>>>>>

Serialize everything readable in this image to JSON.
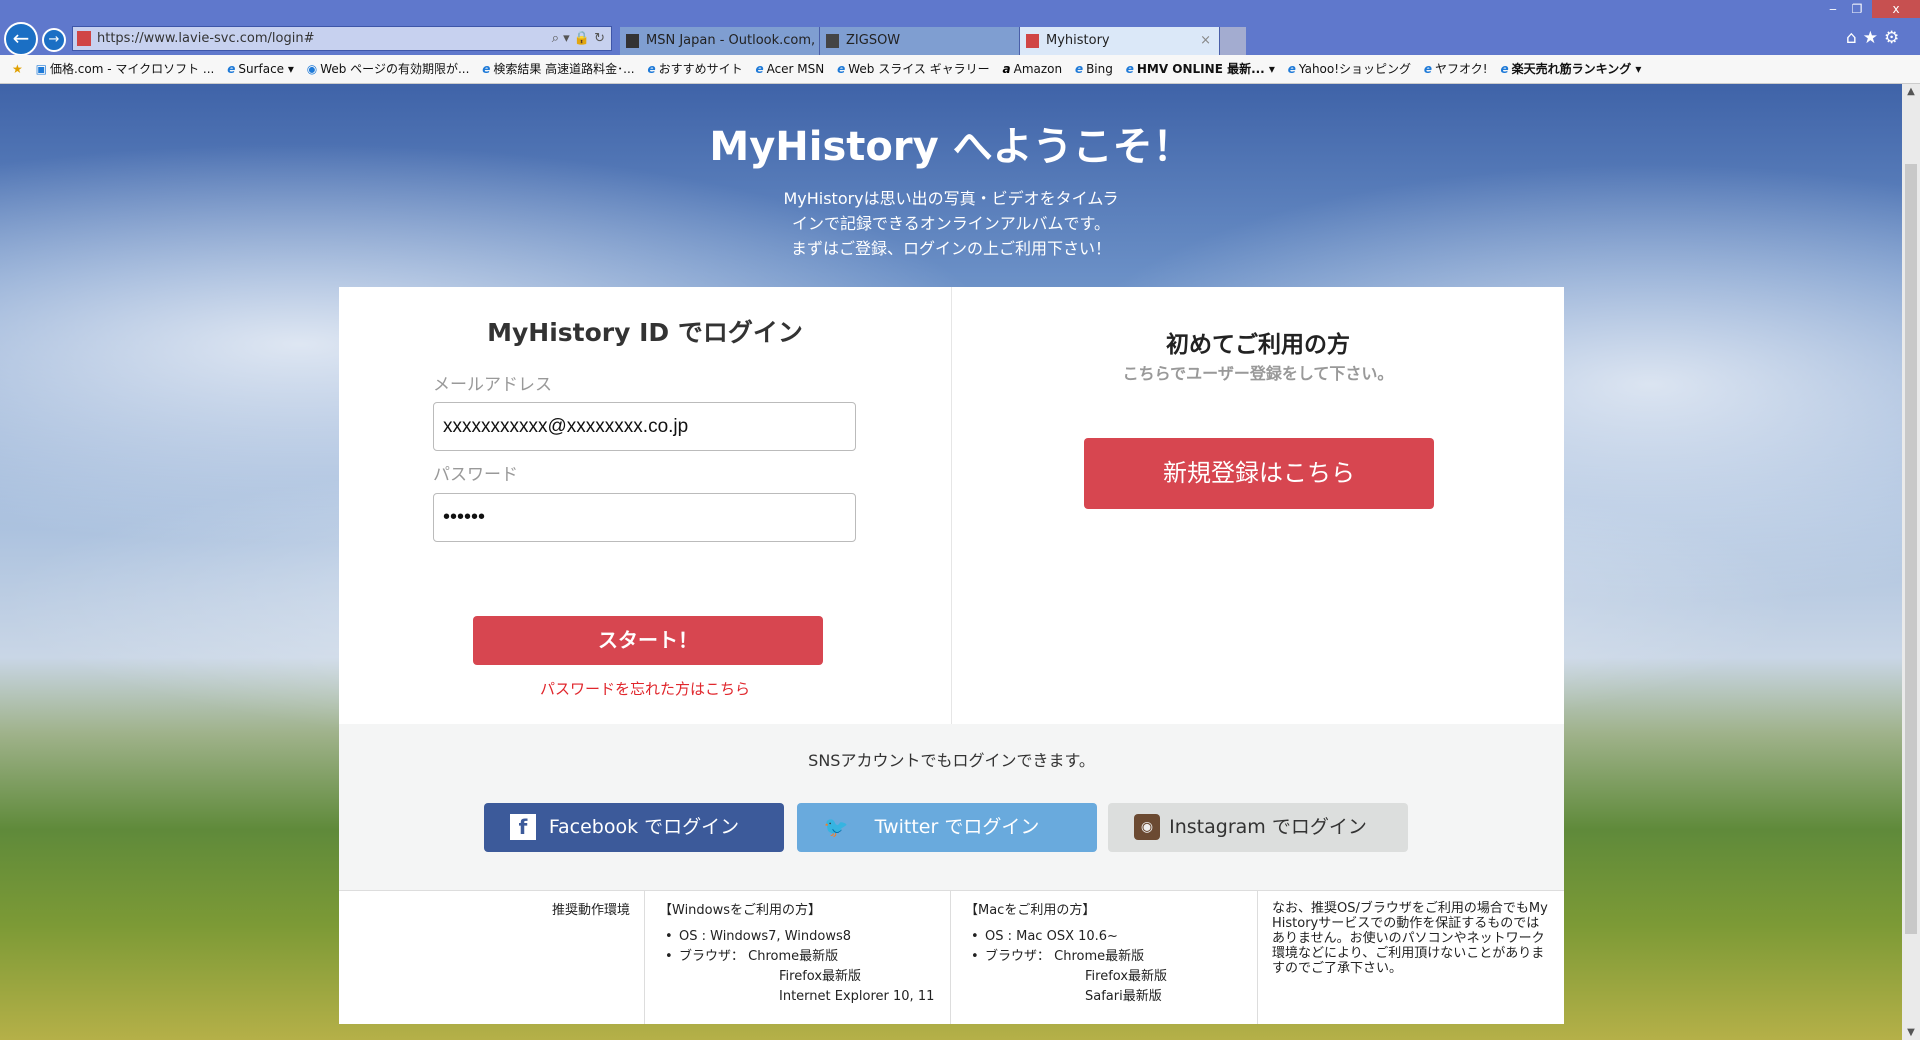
{
  "browser": {
    "url": "https://www.lavie-svc.com/login#",
    "tabs": [
      {
        "label": "MSN Japan - Outlook.com, ..."
      },
      {
        "label": "ZIGSOW"
      },
      {
        "label": "Myhistory",
        "close": "×"
      }
    ],
    "window_controls": {
      "minimize": "‒",
      "restore": "❐",
      "close": "x"
    },
    "bookmarks": [
      "価格.com - マイクロソフト ...",
      "Surface ▾",
      "Web ページの有効期限が...",
      "検索結果  高速道路料金･...",
      "おすすめサイト",
      "Acer  MSN",
      "Web スライス ギャラリー",
      "Amazon",
      "Bing",
      "HMV ONLINE 最新... ▾",
      "Yahoo!ショッピング",
      "ヤフオク!",
      "楽天売れ筋ランキング ▾"
    ]
  },
  "hero": {
    "title": "MyHistory へようこそ！",
    "lines": [
      "MyHistoryは思い出の写真・ビデオをタイムラ",
      "インで記録できるオンラインアルバムです。",
      "まずはご登録、ログインの上ご利用下さい！"
    ]
  },
  "login": {
    "title": "MyHistory ID でログイン",
    "email_label": "メールアドレス",
    "email_value": "xxxxxxxxxxx@xxxxxxxx.co.jp",
    "password_label": "パスワード",
    "password_value": "••••••",
    "start": "スタート！",
    "forgot": "パスワードを忘れた方はこちら"
  },
  "signup": {
    "title": "初めてご利用の方",
    "subtitle": "こちらでユーザー登録をして下さい。",
    "button": "新規登録はこちら"
  },
  "sns": {
    "text": "SNSアカウントでもログインできます。",
    "facebook": "Facebook でログイン",
    "twitter": "Twitter でログイン",
    "instagram": "Instagram でログイン"
  },
  "footer": {
    "heading": "推奨動作環境",
    "windows": {
      "title": "【Windowsをご利用の方】",
      "os": "OS : Windows7, Windows8",
      "browser": "ブラウザ：  Chrome最新版",
      "b2": "Firefox最新版",
      "b3": "Internet Explorer 10, 11"
    },
    "mac": {
      "title": "【Macをご利用の方】",
      "os": "OS : Mac OSX 10.6~",
      "browser": "ブラウザ：  Chrome最新版",
      "b2": "Firefox最新版",
      "b3": "Safari最新版"
    },
    "note": "なお、推奨OS/ブラウザをご利用の場合でもMy Historyサービスでの動作を保証するものではありません。お使いのパソコンやネットワーク環境などにより、ご利用頂けないことがありますのでご了承下さい。"
  },
  "colors": {
    "accent": "#d74650",
    "facebook": "#3c5a9a",
    "twitter": "#69aadd",
    "instagram": "#dcdedd"
  }
}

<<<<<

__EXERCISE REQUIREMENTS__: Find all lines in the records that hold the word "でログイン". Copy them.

__ANSWER TO THIS EXERCISE__:
    "title": "MyHistory ID でログイン",
    "facebook": "Facebook でログイン",
    "twitter": "Twitter でログイン",
    "instagram": "Instagram でログイン"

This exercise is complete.